I did not tolerate MCT oil at that time (although I’m fine with it now) and my body was okay with hempseed oil, but not a big fan.

After birthing and extended breastfeeding of each of my 3 kids, my body craved fish oil, Udo’s oil, butter, and extra-virgin olive oil. During one of my pregnancies, I also ate Ikura (raw salmon eggs) almost every day for 3 months, because that’s what my body demanded. And guess what, I was one of the few postpartum mothers who did not have any hair loss! Something that pregnant/birthing women are told is ‘normal’ but is actually a nutrient deficiency. I told a number of mothers to begin supplementing with 4 capsules cod liver oil and 2 tablespoons Udo’s oil per day and they were amazed that not only did their hair loss stop, but their hair grew back in, often thicker than before.

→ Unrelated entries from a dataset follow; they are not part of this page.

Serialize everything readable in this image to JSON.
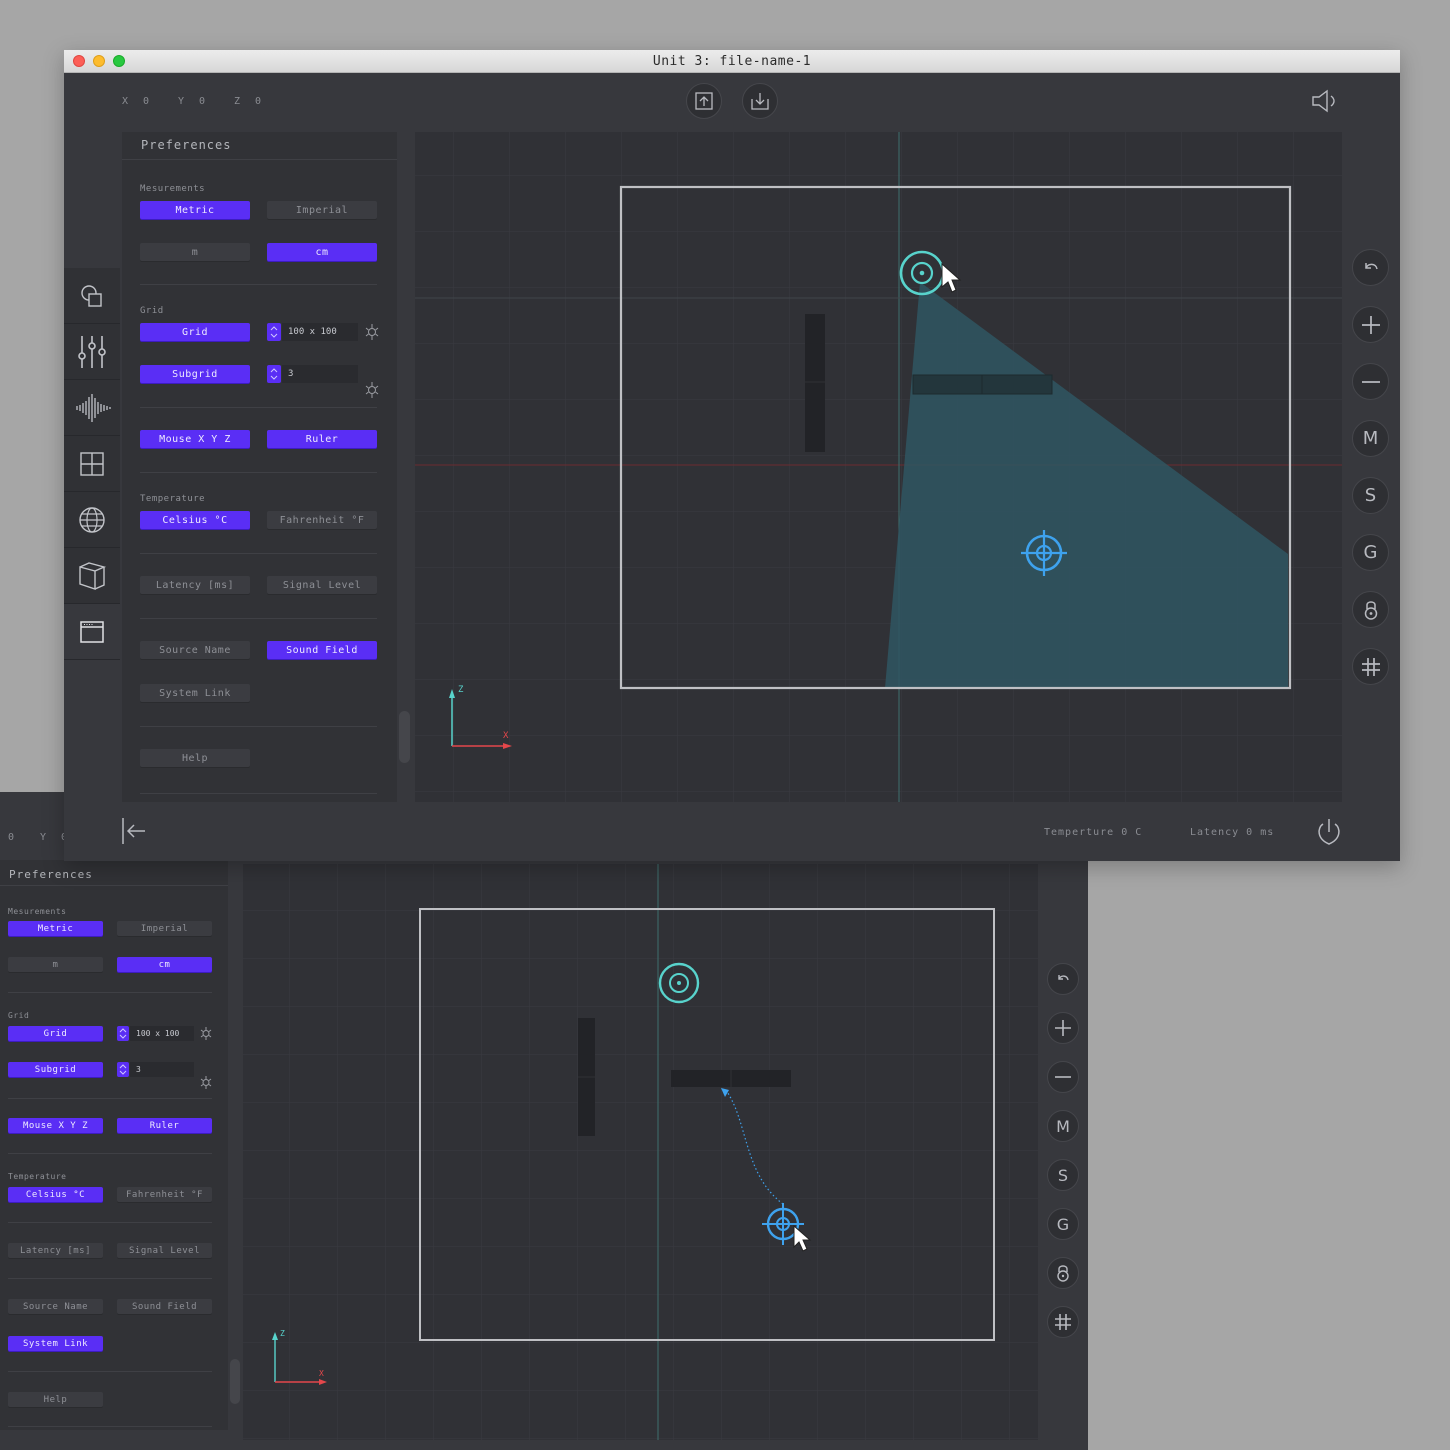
{
  "window_a": {
    "title": "Unit 3: file-name-1",
    "coords": {
      "x": "X  0",
      "y": "Y  0",
      "z": "Z  0"
    },
    "status": {
      "temperature": "Temperture 0 C",
      "latency": "Latency 0 ms"
    }
  },
  "window_b": {
    "coords": {
      "x": "0",
      "y": "Y  0"
    }
  },
  "prefs": {
    "title": "Preferences",
    "measurements_label": "Mesurements",
    "metric": "Metric",
    "imperial": "Imperial",
    "m": "m",
    "cm": "cm",
    "grid_label": "Grid",
    "grid_btn": "Grid",
    "grid_size": "100 x 100",
    "subgrid_btn": "Subgrid",
    "subgrid_value": "3",
    "mouse_xyz": "Mouse X Y Z",
    "ruler": "Ruler",
    "temperature_label": "Temperature",
    "celsius": "Celsius °C",
    "fahrenheit": "Fahrenheit °F",
    "latency": "Latency [ms]",
    "signal_level": "Signal Level",
    "source_name": "Source Name",
    "sound_field": "Sound Field",
    "system_link": "System Link",
    "help": "Help"
  },
  "right_toolbar": {
    "m": "M",
    "s": "S",
    "g": "G"
  },
  "axis": {
    "z": "Z",
    "x": "X"
  },
  "colors": {
    "accent": "#5a2ef5",
    "cyan": "#58d3cc",
    "blue": "#3ea2ee",
    "field": "#2f5661"
  }
}
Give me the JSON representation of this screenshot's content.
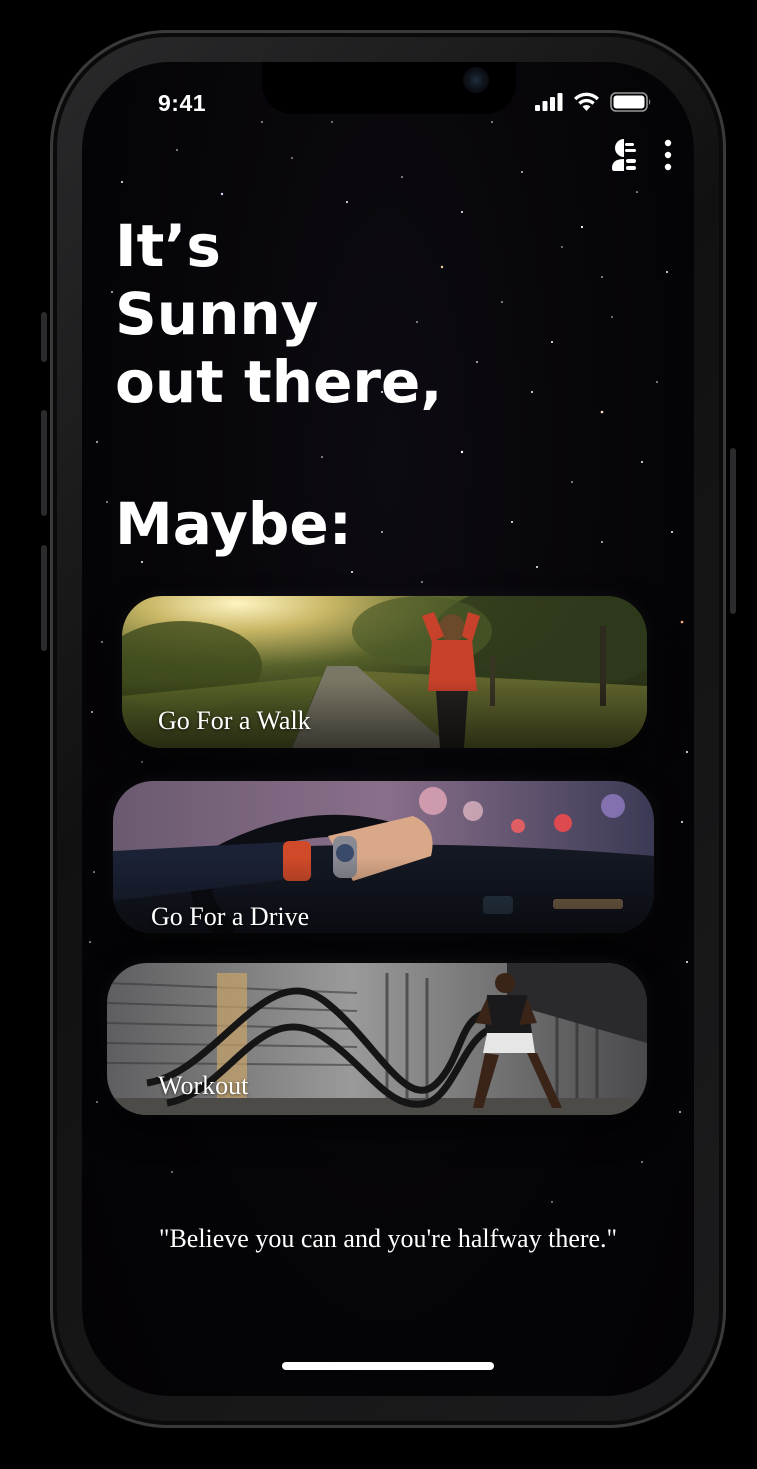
{
  "status_bar": {
    "time": "9:41",
    "icons": [
      "cellular-signal-icon",
      "wifi-icon",
      "battery-icon"
    ]
  },
  "top_bar": {
    "icons": [
      "profile-menu-icon",
      "more-vertical-icon"
    ]
  },
  "headline": {
    "line1": "It’s",
    "line2": "Sunny",
    "line3": "out there,",
    "subheading": "Maybe:"
  },
  "suggestions": [
    {
      "label": "Go For a Walk",
      "image": "person-walking-on-country-road"
    },
    {
      "label": "Go For a Drive",
      "image": "hand-on-steering-wheel"
    },
    {
      "label": "Workout",
      "image": "man-with-battle-ropes"
    }
  ],
  "quote": "\"Believe you can and you're halfway there.\"",
  "colors": {
    "background": "#050407",
    "text": "#ffffff"
  }
}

Currently, I still consume a lot of good fats because my body needs high protein and high fats – that’s just how I roll. So I use ghee, extra-virgin olive oil, coconut oil, duck fat, MCT oil, Udo’s oil, cod liver oil, and smaller amounts of sesame oil (love toasted sesame oil for my ramen!) and goat butter. I make my own mayonnaise using extra-virgin olive oil, avocado oil, and a lesser amount of unrefined cold-pressed organic safflower oil.

My body does not ever want canola oil in any form – I haven’t researched it, but my sense is they have done something nasty to the rapeseed plant in Canada. I’m okay with cold-pressed organic soybean oil in store-bought mayo – but my body likes it better if I mix it 50/50 with avocado oil mayo.

If you learn how to listen to your gut (not your tastebuds!) and follow your unique body’s guidance, you will never have to worry about what you should/should not eat again. If you don’t know how to do this, then start by listening to my podcast with food intuitive, Gail Blair. Or take any kind of intuition development course you feel led to; self-awareness, listening to your body, listening to your gut guidance or intuition, they’re all just different names for the same thing. Listening to your gut is probably the most powerful healing tool you can have in your medicine bag.

A trusted opinion on the dangers or safety of seed oils

I know what my body’s opinion is on the whole seed oil issue, but what about a second opinion from a trusted source… like the man who formulated Udo’s Oil? Which has helped heal me, hundreds of thousands of my readers, and countless pregnant/postpartum women. This podcast with Udo Erasmus PhD – author of Fats That Heal Fats That Kill, and formulator of Udo’s Oil – is the perfect discussion to close out this topic.

Udo’s clear, no-nonsense style is a breath of cleansing air – enjoy!